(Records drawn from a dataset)
==*==

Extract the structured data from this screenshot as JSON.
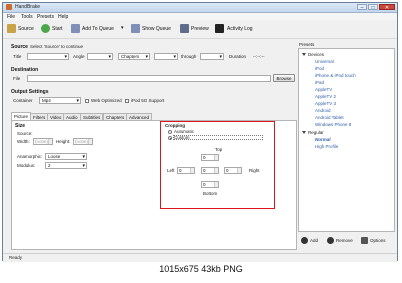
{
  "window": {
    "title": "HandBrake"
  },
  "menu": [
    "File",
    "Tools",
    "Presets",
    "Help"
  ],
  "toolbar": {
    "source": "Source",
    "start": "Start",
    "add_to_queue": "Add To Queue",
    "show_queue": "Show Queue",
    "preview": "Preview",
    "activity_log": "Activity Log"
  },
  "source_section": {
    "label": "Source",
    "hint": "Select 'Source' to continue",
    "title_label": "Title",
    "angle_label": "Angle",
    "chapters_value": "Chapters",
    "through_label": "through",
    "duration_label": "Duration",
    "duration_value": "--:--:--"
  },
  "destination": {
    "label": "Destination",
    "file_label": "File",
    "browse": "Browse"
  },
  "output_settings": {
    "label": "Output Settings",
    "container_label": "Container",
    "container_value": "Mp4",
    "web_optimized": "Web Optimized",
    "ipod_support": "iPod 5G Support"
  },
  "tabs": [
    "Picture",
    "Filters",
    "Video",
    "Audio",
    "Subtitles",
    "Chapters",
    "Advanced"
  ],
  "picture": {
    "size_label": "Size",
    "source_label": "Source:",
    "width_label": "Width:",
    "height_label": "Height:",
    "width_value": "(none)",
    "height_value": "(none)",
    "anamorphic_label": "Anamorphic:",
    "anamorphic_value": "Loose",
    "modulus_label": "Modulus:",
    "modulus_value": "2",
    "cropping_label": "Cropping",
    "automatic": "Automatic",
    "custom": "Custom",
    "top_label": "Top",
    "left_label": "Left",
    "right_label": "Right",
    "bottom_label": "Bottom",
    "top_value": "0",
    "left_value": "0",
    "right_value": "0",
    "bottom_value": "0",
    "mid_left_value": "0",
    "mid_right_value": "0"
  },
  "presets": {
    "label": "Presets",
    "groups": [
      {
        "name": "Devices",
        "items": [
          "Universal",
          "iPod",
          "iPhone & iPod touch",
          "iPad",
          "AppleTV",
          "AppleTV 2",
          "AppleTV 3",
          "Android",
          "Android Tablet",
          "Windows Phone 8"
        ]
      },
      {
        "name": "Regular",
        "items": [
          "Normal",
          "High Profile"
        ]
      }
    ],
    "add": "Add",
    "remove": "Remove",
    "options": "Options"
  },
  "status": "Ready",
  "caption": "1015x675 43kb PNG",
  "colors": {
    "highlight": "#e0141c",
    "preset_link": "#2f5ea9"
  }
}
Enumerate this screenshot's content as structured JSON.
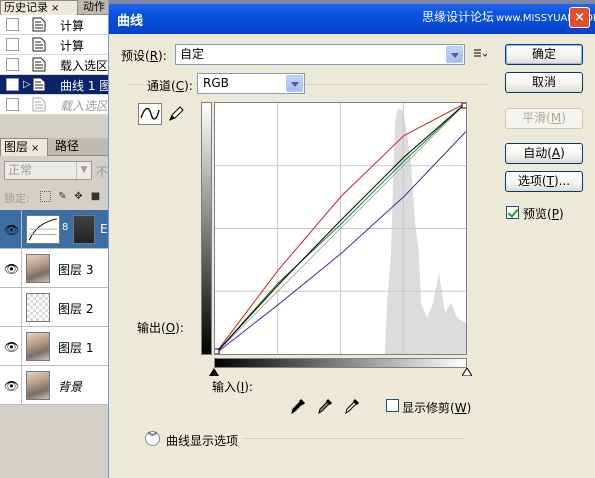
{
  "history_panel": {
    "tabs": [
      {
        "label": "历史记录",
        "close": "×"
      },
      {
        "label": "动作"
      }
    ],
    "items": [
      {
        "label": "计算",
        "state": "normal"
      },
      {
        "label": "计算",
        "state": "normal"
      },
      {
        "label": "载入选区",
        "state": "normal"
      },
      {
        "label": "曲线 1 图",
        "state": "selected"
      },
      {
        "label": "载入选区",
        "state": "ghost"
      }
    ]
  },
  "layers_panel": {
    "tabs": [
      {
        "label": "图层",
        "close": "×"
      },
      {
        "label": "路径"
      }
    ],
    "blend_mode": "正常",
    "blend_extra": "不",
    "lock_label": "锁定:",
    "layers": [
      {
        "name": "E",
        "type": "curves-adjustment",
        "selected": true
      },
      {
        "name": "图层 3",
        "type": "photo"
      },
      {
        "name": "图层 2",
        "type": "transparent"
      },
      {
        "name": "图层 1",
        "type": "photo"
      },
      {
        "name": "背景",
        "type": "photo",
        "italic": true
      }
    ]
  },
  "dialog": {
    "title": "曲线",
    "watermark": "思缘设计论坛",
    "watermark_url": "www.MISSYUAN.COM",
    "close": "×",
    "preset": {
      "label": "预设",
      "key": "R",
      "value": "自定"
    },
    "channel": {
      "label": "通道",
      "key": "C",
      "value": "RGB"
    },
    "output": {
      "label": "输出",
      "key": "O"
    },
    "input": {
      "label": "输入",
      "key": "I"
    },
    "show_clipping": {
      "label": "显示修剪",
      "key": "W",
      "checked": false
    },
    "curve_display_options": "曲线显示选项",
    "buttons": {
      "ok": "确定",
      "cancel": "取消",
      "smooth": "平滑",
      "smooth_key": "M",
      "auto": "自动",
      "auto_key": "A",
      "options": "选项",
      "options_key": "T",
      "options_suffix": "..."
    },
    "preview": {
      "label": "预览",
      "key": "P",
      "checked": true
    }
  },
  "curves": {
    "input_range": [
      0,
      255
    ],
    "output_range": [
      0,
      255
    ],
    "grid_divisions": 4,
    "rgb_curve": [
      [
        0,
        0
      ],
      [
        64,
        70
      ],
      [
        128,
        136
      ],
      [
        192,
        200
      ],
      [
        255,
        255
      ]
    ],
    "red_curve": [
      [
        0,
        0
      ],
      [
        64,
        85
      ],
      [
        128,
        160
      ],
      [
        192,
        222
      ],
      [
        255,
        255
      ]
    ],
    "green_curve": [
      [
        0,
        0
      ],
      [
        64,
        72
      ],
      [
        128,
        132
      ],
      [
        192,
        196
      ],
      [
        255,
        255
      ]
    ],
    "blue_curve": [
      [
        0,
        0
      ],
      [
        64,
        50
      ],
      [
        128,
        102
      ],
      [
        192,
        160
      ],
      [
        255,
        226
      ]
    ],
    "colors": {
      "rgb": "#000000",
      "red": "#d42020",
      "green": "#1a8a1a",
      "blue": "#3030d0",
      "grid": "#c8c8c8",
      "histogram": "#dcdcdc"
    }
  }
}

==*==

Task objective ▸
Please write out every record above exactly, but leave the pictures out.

Result of this task ▸
Extract the structured data from this screenshot as JSON.
{
  "window": {
    "title": "HandBrake"
  },
  "menu": [
    "File",
    "Tools",
    "Presets",
    "Help"
  ],
  "toolbar": {
    "source": "Source",
    "start": "Start",
    "add_to_queue": "Add To Queue",
    "show_queue": "Show Queue",
    "preview": "Preview",
    "activity_log": "Activity Log"
  },
  "source_section": {
    "label": "Source",
    "hint": "Select 'Source' to continue",
    "title_label": "Title",
    "angle_label": "Angle",
    "chapters_value": "Chapters",
    "through_label": "through",
    "duration_label": "Duration",
    "duration_value": "--:--:--"
  },
  "destination": {
    "label": "Destination",
    "file_label": "File",
    "browse": "Browse"
  },
  "output_settings": {
    "label": "Output Settings",
    "container_label": "Container",
    "container_value": "Mp4",
    "web_optimized": "Web Optimized",
    "ipod_support": "iPod 5G Support"
  },
  "tabs": [
    "Picture",
    "Filters",
    "Video",
    "Audio",
    "Subtitles",
    "Chapters",
    "Advanced"
  ],
  "picture": {
    "size_label": "Size",
    "source_label": "Source:",
    "width_label": "Width:",
    "height_label": "Height:",
    "width_value": "(none)",
    "height_value": "(none)",
    "anamorphic_label": "Anamorphic:",
    "anamorphic_value": "Loose",
    "modulus_label": "Modulus:",
    "modulus_value": "2",
    "cropping_label": "Cropping",
    "automatic": "Automatic",
    "custom": "Custom",
    "top_label": "Top",
    "left_label": "Left",
    "right_label": "Right",
    "bottom_label": "Bottom",
    "top_value": "0",
    "left_value": "0",
    "right_value": "0",
    "bottom_value": "0",
    "mid_left_value": "0",
    "mid_right_value": "0"
  },
  "presets": {
    "label": "Presets",
    "groups": [
      {
        "name": "Devices",
        "items": [
          "Universal",
          "iPod",
          "iPhone & iPod touch",
          "iPad",
          "AppleTV",
          "AppleTV 2",
          "AppleTV 3",
          "Android",
          "Android Tablet",
          "Windows Phone 8"
        ]
      },
      {
        "name": "Regular",
        "items": [
          "Normal",
          "High Profile"
        ]
      }
    ],
    "add": "Add",
    "remove": "Remove",
    "options": "Options"
  },
  "status": "Ready",
  "caption": "1015x675 43kb PNG",
  "colors": {
    "highlight": "#e0141c",
    "preset_link": "#2f5ea9"
  }
}
Enumerate this screenshot's content as structured JSON.
{
  "history_panel": {
    "tabs": [
      {
        "label": "历史记录",
        "close": "×"
      },
      {
        "label": "动作"
      }
    ],
    "items": [
      {
        "label": "计算",
        "state": "normal"
      },
      {
        "label": "计算",
        "state": "normal"
      },
      {
        "label": "载入选区",
        "state": "normal"
      },
      {
        "label": "曲线 1 图",
        "state": "selected"
      },
      {
        "label": "载入选区",
        "state": "ghost"
      }
    ]
  },
  "layers_panel": {
    "tabs": [
      {
        "label": "图层",
        "close": "×"
      },
      {
        "label": "路径"
      }
    ],
    "blend_mode": "正常",
    "blend_extra": "不",
    "lock_label": "锁定:",
    "layers": [
      {
        "name": "E",
        "type": "curves-adjustment",
        "selected": true
      },
      {
        "name": "图层 3",
        "type": "photo"
      },
      {
        "name": "图层 2",
        "type": "transparent"
      },
      {
        "name": "图层 1",
        "type": "photo"
      },
      {
        "name": "背景",
        "type": "photo",
        "italic": true
      }
    ]
  },
  "dialog": {
    "title": "曲线",
    "watermark": "思缘设计论坛",
    "watermark_url": "www.MISSYUAN.COM",
    "close": "×",
    "preset": {
      "label": "预设",
      "key": "R",
      "value": "自定"
    },
    "channel": {
      "label": "通道",
      "key": "C",
      "value": "RGB"
    },
    "output": {
      "label": "输出",
      "key": "O"
    },
    "input": {
      "label": "输入",
      "key": "I"
    },
    "show_clipping": {
      "label": "显示修剪",
      "key": "W",
      "checked": false
    },
    "curve_display_options": "曲线显示选项",
    "buttons": {
      "ok": "确定",
      "cancel": "取消",
      "smooth": "平滑",
      "smooth_key": "M",
      "auto": "自动",
      "auto_key": "A",
      "options": "选项",
      "options_key": "T",
      "options_suffix": "..."
    },
    "preview": {
      "label": "预览",
      "key": "P",
      "checked": true
    }
  },
  "curves": {
    "input_range": [
      0,
      255
    ],
    "output_range": [
      0,
      255
    ],
    "grid_divisions": 4,
    "rgb_curve": [
      [
        0,
        0
      ],
      [
        64,
        70
      ],
      [
        128,
        136
      ],
      [
        192,
        200
      ],
      [
        255,
        255
      ]
    ],
    "red_curve": [
      [
        0,
        0
      ],
      [
        64,
        85
      ],
      [
        128,
        160
      ],
      [
        192,
        222
      ],
      [
        255,
        255
      ]
    ],
    "green_curve": [
      [
        0,
        0
      ],
      [
        64,
        72
      ],
      [
        128,
        132
      ],
      [
        192,
        196
      ],
      [
        255,
        255
      ]
    ],
    "blue_curve": [
      [
        0,
        0
      ],
      [
        64,
        50
      ],
      [
        128,
        102
      ],
      [
        192,
        160
      ],
      [
        255,
        226
      ]
    ],
    "colors": {
      "rgb": "#000000",
      "red": "#d42020",
      "green": "#1a8a1a",
      "blue": "#3030d0",
      "grid": "#c8c8c8",
      "histogram": "#dcdcdc"
    }
  }
}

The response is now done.